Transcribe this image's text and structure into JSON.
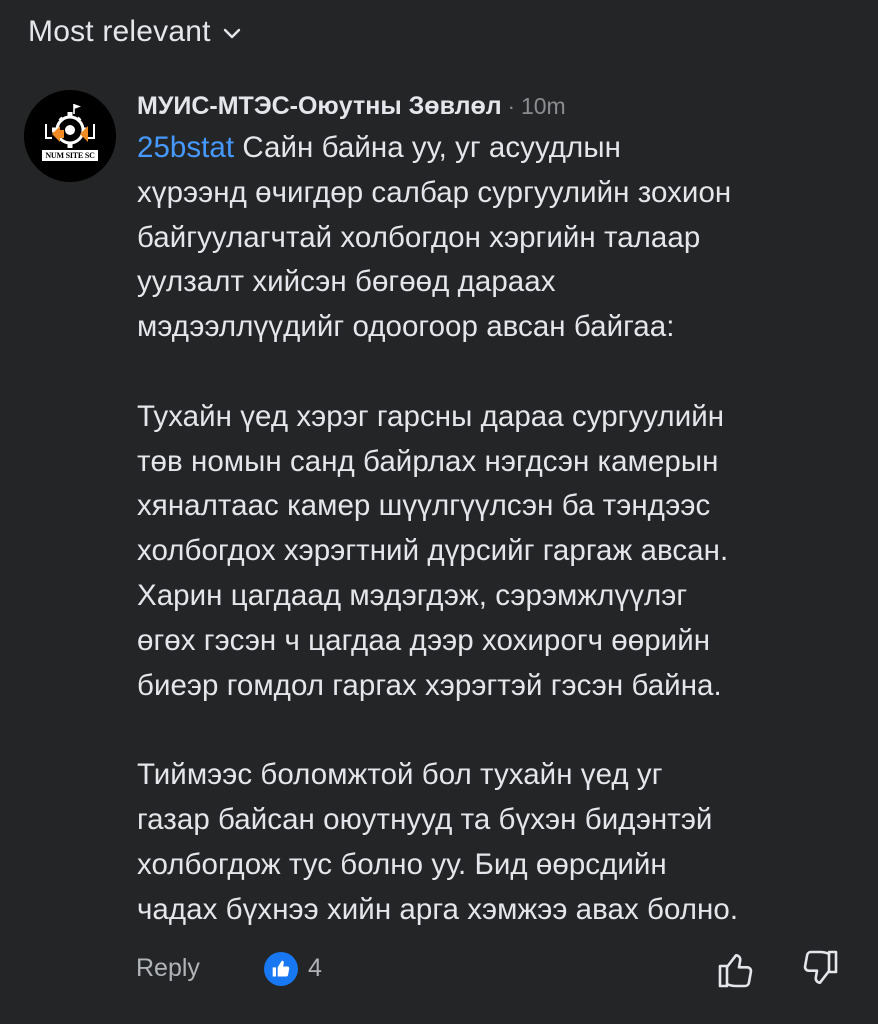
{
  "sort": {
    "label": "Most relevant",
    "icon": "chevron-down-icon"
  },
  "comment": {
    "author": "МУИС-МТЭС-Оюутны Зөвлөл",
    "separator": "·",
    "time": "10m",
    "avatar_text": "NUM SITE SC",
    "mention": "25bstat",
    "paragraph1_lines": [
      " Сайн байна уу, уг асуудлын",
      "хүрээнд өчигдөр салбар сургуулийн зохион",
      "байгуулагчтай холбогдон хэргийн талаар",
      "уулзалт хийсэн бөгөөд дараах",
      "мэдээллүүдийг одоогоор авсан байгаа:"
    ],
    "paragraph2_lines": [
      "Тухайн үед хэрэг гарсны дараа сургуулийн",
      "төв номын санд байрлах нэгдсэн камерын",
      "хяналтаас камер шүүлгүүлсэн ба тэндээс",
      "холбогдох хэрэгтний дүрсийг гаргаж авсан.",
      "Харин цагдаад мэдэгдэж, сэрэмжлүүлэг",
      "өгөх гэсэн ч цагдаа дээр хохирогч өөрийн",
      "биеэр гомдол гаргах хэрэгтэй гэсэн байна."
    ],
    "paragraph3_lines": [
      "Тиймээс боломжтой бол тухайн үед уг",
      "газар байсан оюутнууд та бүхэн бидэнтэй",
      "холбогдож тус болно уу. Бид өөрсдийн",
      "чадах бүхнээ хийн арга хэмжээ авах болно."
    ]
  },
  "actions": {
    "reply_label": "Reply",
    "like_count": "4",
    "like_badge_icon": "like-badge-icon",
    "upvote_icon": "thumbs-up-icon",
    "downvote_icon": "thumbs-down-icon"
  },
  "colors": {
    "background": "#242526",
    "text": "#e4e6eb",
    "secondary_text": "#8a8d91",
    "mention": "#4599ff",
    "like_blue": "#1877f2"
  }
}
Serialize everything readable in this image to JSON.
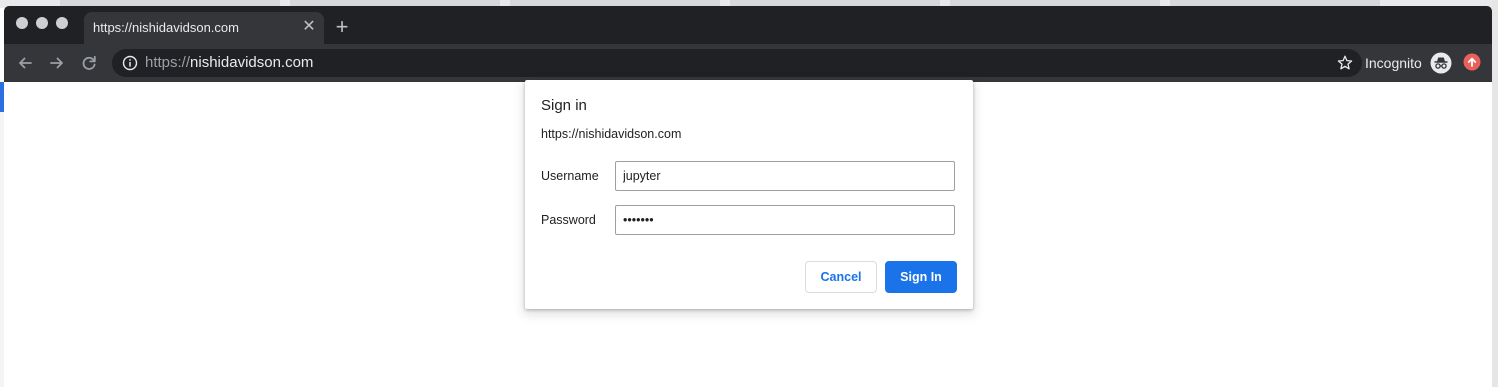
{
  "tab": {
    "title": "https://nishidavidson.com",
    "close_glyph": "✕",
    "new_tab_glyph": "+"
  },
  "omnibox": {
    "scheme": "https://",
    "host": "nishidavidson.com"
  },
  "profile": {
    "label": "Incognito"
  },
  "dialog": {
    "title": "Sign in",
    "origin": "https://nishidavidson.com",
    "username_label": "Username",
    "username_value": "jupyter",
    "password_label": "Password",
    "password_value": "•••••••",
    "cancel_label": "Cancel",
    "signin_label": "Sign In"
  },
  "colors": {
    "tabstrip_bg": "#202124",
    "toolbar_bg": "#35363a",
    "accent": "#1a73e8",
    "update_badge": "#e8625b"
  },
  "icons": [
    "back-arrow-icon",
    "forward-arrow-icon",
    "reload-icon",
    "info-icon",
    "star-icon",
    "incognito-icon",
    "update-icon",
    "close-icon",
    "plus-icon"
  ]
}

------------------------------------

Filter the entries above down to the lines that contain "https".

Solution to this task:
    "title": "https://nishidavidson.com",
    "scheme": "https://",
    "origin": "https://nishidavidson.com",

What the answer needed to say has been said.